You can think of an Othermill as the opposite of a 3-D printer. Instead of building up objects from raw materials, Othermills create objects by cutting away a larger block of material into something smaller. They’re like tiny robotic sculptors, similar to the artists who chisel away at a big block of marble until it becomes a work of art.
Like home 3-D printers, however, Othermills are made to fit on a tabletop. And they’ve gone on sale this week, so just as with 3-D printers, you can now buy one.
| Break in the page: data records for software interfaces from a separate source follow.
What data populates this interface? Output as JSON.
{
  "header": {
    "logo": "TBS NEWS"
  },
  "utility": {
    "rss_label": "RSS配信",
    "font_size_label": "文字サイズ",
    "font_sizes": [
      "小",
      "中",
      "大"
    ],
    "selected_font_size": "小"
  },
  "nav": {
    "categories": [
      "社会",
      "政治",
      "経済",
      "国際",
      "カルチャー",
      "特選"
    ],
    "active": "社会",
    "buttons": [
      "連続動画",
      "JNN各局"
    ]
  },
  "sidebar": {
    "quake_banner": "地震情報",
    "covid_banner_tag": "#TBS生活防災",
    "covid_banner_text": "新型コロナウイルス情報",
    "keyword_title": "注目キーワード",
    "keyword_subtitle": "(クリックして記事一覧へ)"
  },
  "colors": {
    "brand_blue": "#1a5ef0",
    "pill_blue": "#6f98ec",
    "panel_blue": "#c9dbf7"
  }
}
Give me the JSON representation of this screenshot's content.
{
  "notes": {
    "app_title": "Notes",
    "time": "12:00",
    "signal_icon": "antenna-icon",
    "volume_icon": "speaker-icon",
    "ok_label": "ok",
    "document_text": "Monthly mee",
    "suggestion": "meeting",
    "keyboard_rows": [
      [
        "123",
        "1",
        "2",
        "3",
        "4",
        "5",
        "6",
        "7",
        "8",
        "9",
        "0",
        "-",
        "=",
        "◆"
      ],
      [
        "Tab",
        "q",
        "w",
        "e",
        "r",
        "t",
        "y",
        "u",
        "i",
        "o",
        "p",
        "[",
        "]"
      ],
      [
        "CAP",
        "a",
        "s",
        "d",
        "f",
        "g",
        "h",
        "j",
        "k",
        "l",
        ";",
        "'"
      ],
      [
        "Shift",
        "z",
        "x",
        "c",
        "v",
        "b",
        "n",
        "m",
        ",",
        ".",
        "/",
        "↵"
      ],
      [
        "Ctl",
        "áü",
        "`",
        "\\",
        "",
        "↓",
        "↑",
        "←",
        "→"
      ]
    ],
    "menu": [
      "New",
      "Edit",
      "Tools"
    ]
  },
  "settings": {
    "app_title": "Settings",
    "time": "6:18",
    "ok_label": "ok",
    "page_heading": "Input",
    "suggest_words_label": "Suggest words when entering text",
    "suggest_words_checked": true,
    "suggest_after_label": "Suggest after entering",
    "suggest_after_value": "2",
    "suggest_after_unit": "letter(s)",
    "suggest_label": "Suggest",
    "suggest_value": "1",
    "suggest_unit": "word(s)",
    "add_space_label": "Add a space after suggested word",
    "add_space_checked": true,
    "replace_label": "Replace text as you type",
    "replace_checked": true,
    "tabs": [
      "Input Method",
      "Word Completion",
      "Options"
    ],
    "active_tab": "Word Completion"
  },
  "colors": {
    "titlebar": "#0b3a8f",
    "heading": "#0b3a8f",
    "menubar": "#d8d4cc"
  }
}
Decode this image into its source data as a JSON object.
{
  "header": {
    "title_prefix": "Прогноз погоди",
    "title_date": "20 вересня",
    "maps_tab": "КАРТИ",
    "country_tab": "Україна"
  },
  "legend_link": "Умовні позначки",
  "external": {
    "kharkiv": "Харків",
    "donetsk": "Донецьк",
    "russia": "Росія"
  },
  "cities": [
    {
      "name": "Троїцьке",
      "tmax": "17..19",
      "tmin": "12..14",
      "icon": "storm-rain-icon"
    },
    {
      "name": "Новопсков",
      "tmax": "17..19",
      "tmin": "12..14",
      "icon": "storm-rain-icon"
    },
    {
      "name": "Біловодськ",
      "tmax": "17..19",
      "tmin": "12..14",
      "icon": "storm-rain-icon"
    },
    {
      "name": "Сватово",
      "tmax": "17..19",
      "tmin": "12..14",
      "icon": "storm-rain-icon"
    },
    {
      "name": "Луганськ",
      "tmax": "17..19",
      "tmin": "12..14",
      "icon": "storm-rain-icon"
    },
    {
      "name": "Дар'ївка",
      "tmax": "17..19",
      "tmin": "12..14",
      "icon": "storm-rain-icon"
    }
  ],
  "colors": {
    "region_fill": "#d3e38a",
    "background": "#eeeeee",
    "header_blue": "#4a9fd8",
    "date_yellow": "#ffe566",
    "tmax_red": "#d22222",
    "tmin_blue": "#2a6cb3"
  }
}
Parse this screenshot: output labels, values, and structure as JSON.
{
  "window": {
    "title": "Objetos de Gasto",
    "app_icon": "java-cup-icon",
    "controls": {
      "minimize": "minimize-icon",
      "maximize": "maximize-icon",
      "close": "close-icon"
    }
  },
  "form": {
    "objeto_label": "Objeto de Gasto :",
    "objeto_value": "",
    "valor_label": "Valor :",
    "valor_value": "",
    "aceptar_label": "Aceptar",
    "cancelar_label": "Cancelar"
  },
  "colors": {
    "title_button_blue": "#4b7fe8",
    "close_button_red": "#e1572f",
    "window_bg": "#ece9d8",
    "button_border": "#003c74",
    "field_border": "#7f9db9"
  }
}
One Othermill machine costs $2,200. It carves materials that are softer than its cutting instruments, including certain woods and plastics, printed circuit boards, and certain metals like brass, copper, and aluminum. The machine has a precision of one one-thousandth of an inch (about 0.02 millimeters) and works faster than 3-D printers do. Users load programs into the Othermill in popular file formats, which are listed on the Othermill website.
What can you make with all that? In a press release, Othermill’s manufacturer, a San Francisco-based startup called Other Machine Co., talks about letting small businesses prototype electronics quickly. Meanwhile, Other Machine Co.’s Instructables profile has some more whimsical suggestions. There’s a Halloween stamp kit, a tiny synth that makes eight-bit music, and a light-up necklace cut from circuit boards. You could potentially incorporate all of these at once into your Halloween costume.
The Othermill isn’t the only tabletop “3-D cutter” you can buy. In March, Make magazine listed a few other options, including both commercially available carving machines and machines that are still Kickstarter projects. Othermill itself began as a Kickstarter project last year and only finished shipping products to its backers last month, the company reports. Now it’s up and manufacturing for all customers.